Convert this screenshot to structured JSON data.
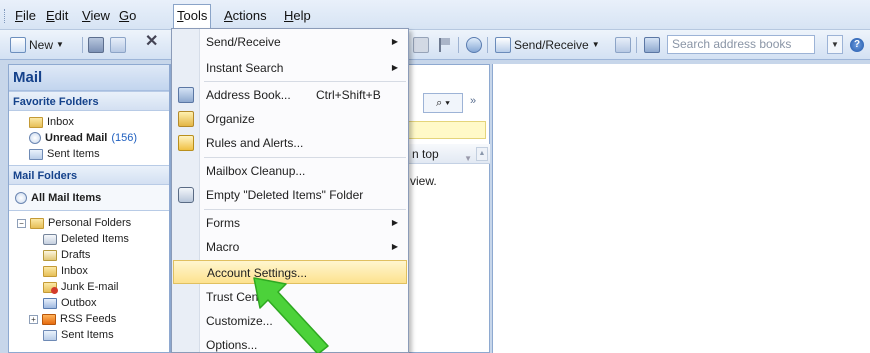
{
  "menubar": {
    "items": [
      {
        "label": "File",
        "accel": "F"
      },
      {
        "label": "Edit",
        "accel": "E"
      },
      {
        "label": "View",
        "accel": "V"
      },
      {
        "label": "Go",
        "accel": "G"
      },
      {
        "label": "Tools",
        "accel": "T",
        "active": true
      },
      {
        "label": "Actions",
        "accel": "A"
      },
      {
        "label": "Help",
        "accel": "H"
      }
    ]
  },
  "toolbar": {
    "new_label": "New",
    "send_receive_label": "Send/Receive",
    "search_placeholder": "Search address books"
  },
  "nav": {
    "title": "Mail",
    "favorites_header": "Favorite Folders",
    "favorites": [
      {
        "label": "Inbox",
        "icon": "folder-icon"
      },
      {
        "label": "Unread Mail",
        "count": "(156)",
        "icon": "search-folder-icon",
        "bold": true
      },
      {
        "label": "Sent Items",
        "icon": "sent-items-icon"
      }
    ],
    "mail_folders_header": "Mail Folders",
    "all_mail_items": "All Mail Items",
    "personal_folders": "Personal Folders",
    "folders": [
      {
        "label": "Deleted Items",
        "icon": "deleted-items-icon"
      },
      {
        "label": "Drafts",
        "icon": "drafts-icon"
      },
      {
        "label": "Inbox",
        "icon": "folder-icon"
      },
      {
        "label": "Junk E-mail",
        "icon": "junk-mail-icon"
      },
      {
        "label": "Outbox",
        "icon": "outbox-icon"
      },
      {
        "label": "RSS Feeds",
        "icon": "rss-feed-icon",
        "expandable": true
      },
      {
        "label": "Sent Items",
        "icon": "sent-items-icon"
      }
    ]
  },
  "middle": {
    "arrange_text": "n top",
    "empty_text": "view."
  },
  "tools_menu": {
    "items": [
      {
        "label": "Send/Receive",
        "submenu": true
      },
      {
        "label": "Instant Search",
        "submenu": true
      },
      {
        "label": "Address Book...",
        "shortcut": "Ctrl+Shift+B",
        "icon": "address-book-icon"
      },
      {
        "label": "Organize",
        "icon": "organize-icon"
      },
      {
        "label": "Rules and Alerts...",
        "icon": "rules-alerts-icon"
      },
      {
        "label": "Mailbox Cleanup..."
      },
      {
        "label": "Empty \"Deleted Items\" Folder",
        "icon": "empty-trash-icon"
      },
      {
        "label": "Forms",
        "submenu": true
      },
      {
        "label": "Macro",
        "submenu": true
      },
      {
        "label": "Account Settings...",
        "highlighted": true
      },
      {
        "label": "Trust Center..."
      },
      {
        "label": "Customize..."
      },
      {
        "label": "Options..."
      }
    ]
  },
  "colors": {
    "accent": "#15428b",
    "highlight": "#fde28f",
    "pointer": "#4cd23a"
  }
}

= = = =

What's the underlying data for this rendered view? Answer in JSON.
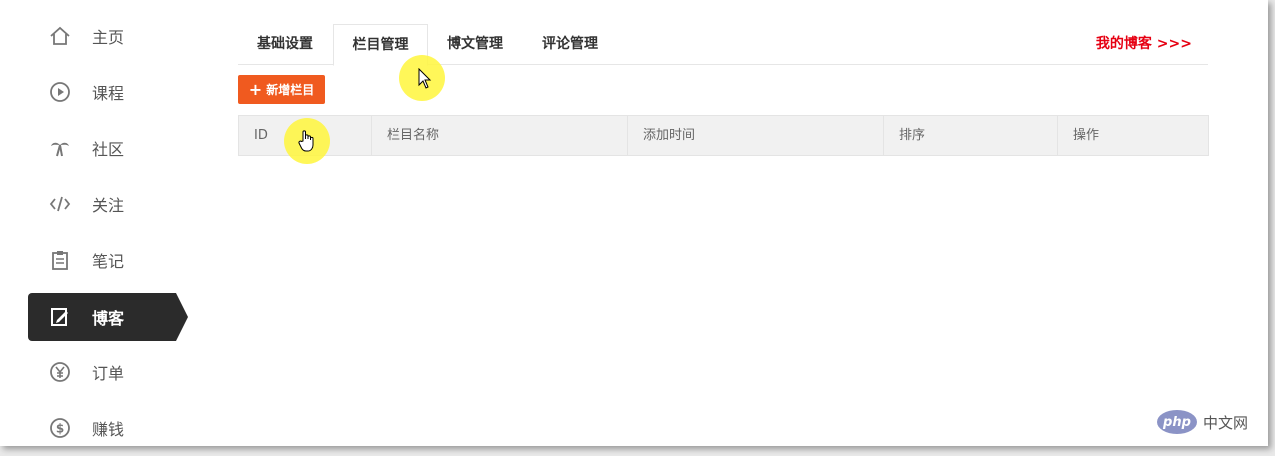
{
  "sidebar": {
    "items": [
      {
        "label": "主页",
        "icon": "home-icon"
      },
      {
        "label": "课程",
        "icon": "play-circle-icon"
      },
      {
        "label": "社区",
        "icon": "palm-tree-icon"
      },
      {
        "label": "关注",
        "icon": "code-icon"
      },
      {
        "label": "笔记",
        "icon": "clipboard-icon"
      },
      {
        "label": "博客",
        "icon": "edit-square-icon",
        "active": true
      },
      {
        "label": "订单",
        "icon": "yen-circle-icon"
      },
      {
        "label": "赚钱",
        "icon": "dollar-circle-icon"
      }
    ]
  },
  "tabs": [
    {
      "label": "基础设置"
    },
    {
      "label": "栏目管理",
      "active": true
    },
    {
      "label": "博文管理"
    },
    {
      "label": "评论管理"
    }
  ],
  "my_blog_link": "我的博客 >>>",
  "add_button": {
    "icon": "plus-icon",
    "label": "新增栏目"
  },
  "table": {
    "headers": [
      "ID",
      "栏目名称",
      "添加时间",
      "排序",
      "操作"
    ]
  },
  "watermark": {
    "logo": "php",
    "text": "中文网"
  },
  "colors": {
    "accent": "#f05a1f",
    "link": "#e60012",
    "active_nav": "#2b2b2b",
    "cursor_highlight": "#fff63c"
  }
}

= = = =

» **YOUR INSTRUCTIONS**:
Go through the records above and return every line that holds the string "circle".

» **REPLY**:
        "icon": "play-circle-icon"
        "icon": "yen-circle-icon"
        "icon": "dollar-circle-icon"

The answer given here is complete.